As if we hadn’t demonstrated the Murdochs’ vendetta tactics enough, Sky News Australia punctually aired a “documentary” on May 2nd, disparaging me and Rudd as political twins who were separated at birth. As a job, I was told that it gave hatching a bad rap. But the message was clear to anyone holding Murdoch accountable: step out of line and you will be next.
And while politicians are accountable, the Murdochs are not. Her abuse of power was so shameful that James Murdoch resigned from the company. However, his brother Lachlan is thoroughly responsible and apparently more right-wing than his father. Nonetheless, he has decided to return to Australia with his family to flee the hatred and division in America that he and his father have exacerbated.
As bushfires raged in the summer of 2019-20 hoping this raw reality of global warming would end the insane, politicized climate wars in Australia. Well it didn’t. The pandemic outbreak served to distract everyone, although the irony of following virus science and ignoring climate science seems to have been lost to many members of the Australian government.
Australia faces its friends and allies more than ever. All of our closest friends – the US, UK, EU, Japan and New Zealand – are now committed to achieving net zero emissions by 2050.
On May 18, the International Energy Agency published a new report on how the world can and must achieve net zero. For the first time, this expert agency, which has always been seen as sympathetic to the oil and gas sector, called for investments in new oil, gas and coal projects to be stopped and we quickly switched to renewable energy and storage. They described how we could have more and cheaper electricity as a result.

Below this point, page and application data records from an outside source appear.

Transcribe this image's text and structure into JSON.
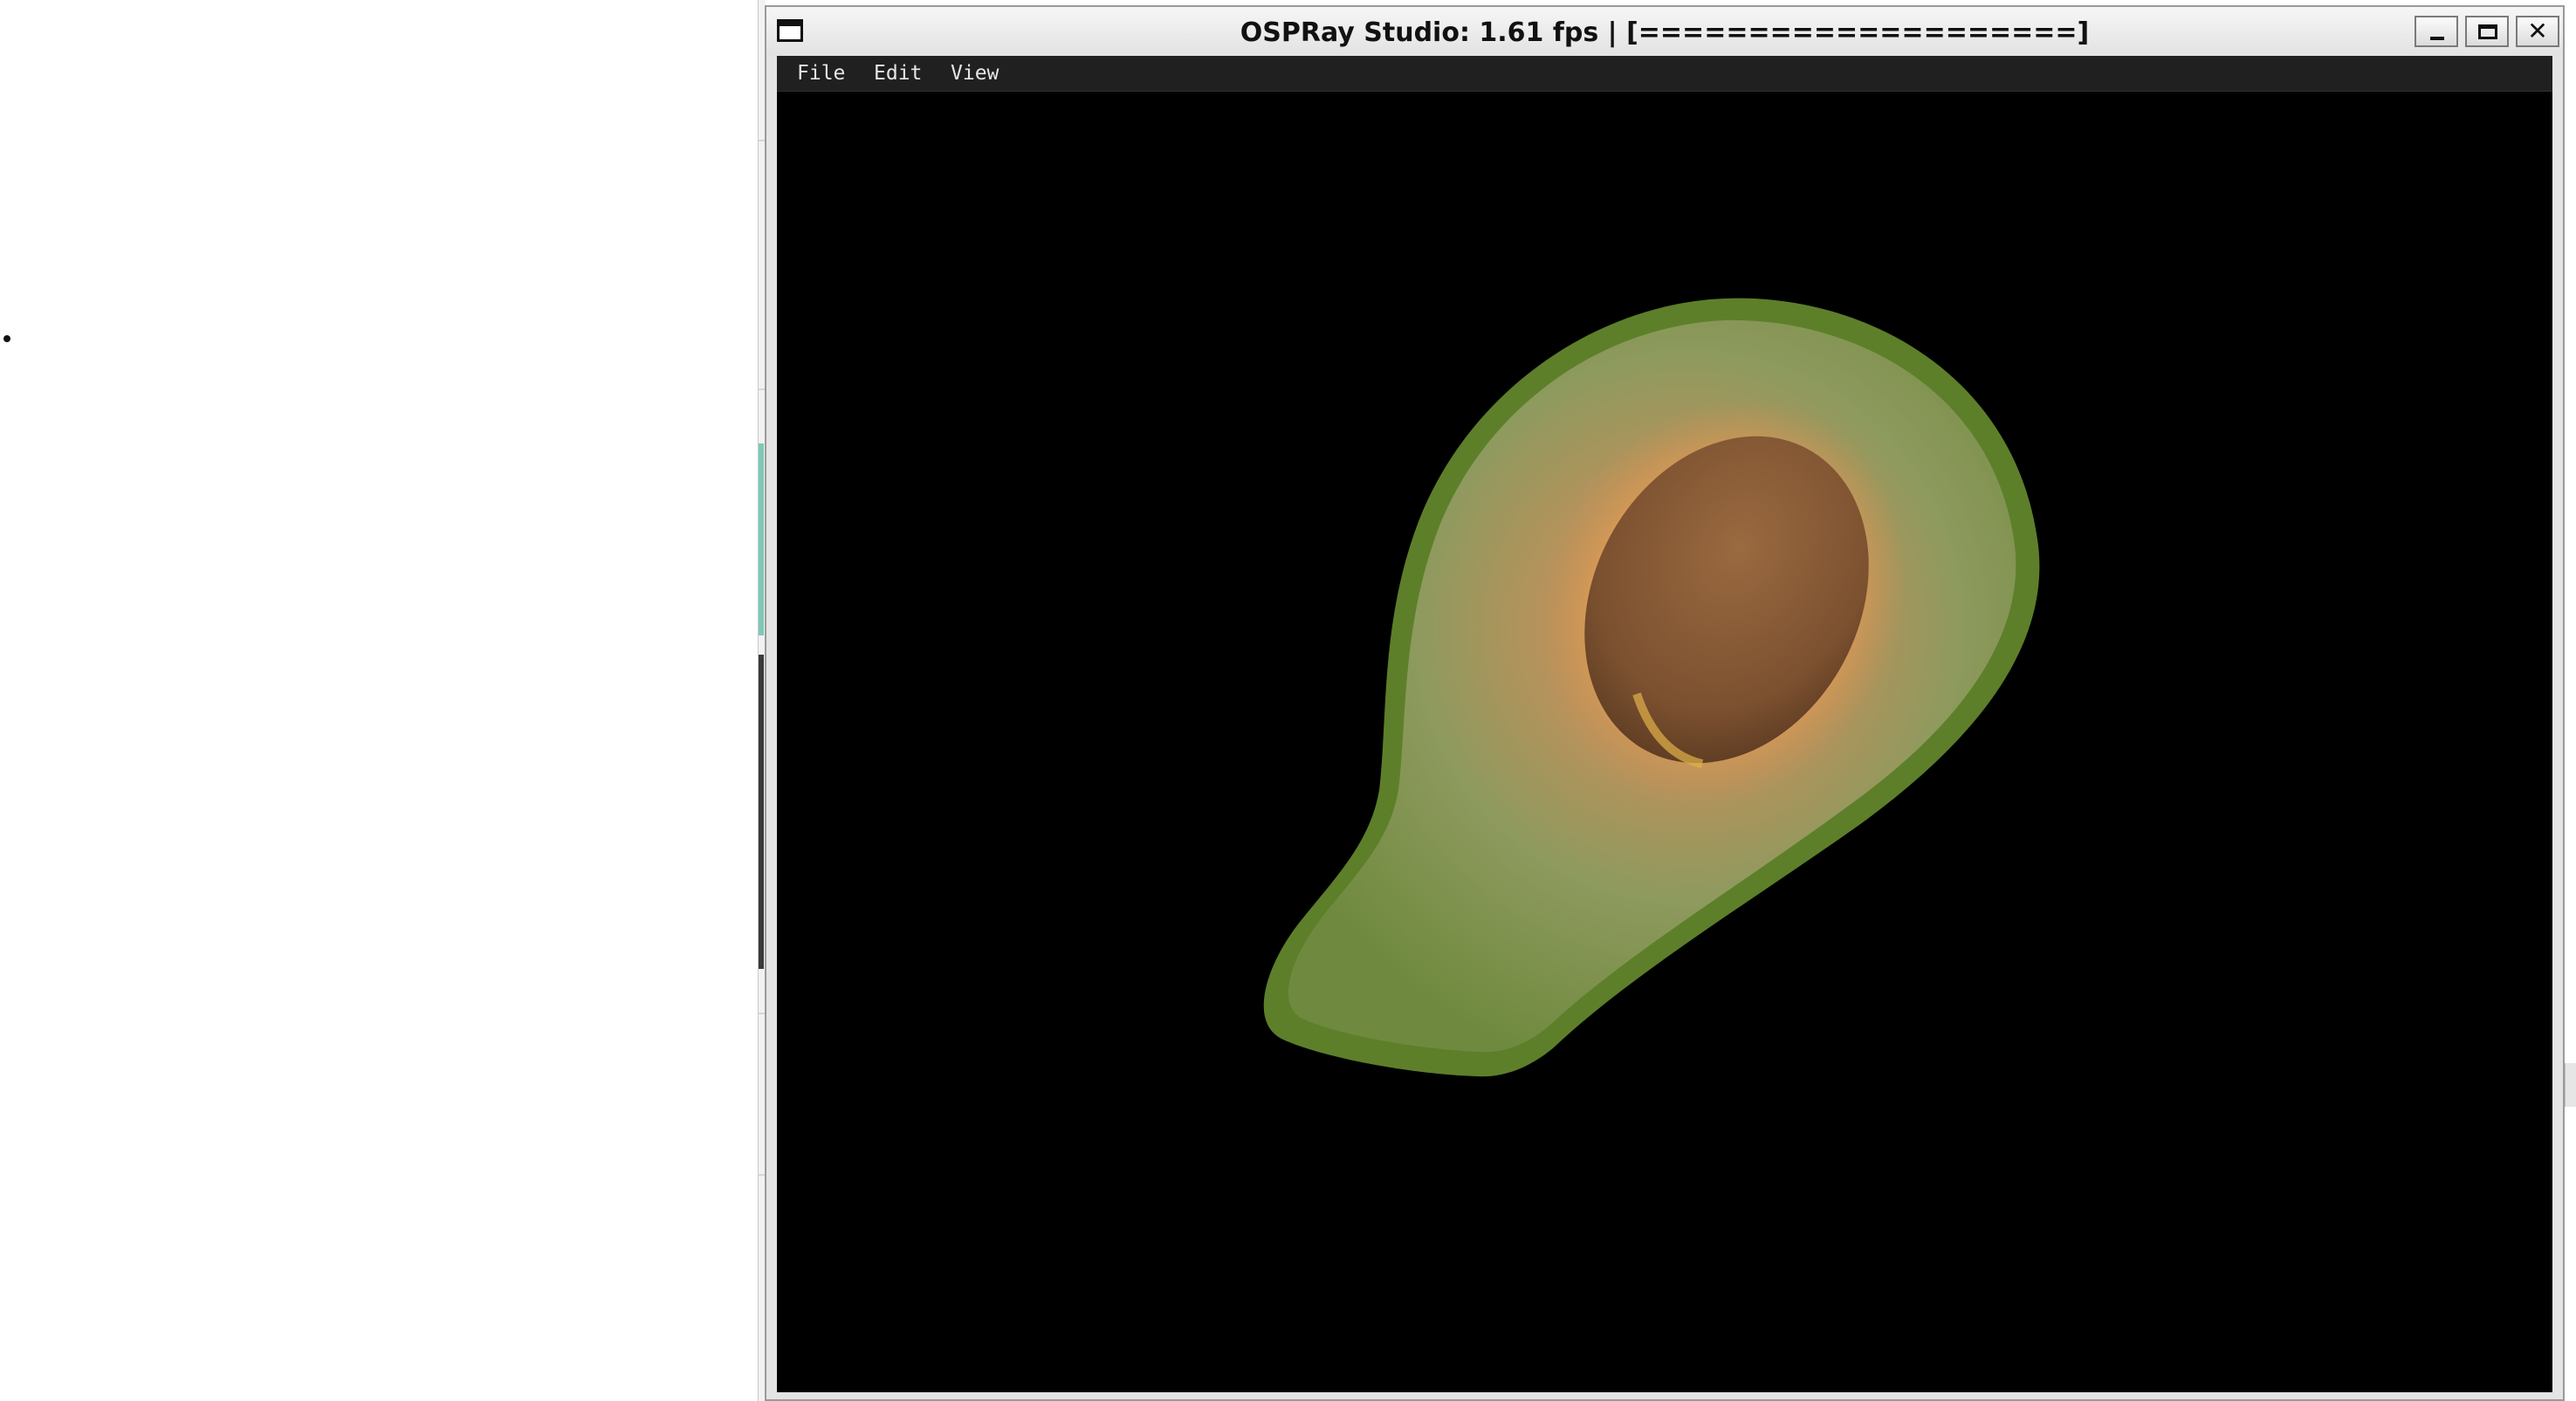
{
  "window": {
    "title": "OSPRay Studio: 1.61 fps | [====================]",
    "close_glyph": "✕"
  },
  "menubar": {
    "items": [
      {
        "label": "File"
      },
      {
        "label": "Edit"
      },
      {
        "label": "View"
      }
    ]
  },
  "viewport": {
    "background_color": "#000000",
    "scene_object": "avocado-half"
  },
  "colors": {
    "skin": "#5b7d2c",
    "flesh": "#8fa25a",
    "flesh_inner": "#b88a4e",
    "pit": "#8a5a34"
  }
}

“We will continue to mine,” says Australian Prime Minister Scott Morrison of the future of coal – video
At the same time as this report (of which the Australian government was informed in advance), Scott Morrison decided to announce that his government would invest $ 600 million in the construction of a new gas-fired power plant in the Hunter Valley. The energy sector, regulators, NSW government and other experts agreed that the power plant was not needed – $ 600 million wasted. To the rest of the world, increasingly confused by Australia’s fossil fuel fetish, it must have looked like a calculated “fuck you” to the global consensus calling for climate change.
For those concerned about the lack of leadership in the climate field, Morrison says his five predecessors lost their jobs one way or another because of climate policy. He is determined not to let the right wing of the coalition do what he did to me. Before June, he would point out instability in the National Party and warn that climate change could spark a revolt in the party room, led by Barnaby Joyce, Matt Canavan and others to overthrow Michael McCormack. That has now happened, and Joyce advocated a change on the basis that McCormack no longer took action against Morrison’s pursuit of a net-zero commitment.
So Morrison is determined not to be a leader on climate; He wants business and other governments to take the lead, and events take their course, so that the zero emissions transition occurs without any discernible action by the Australian government. In the meantime, he will continue to support coal as a totemic issue to rally working class voters in the mining areas.
Scott is long in tactics and very short in strategy. Regarding the climate, he underlines my greatest concern for his government: that, while it will win elections, it will do little in office. And now that Barnaby is back as Deputy Prime Minister, he has another excuse not to do anything.
This is an edited excerpt from the new preface to A Bigger Picture by Malcolm Turnbull (Hardie Grant Books, now available in paperback)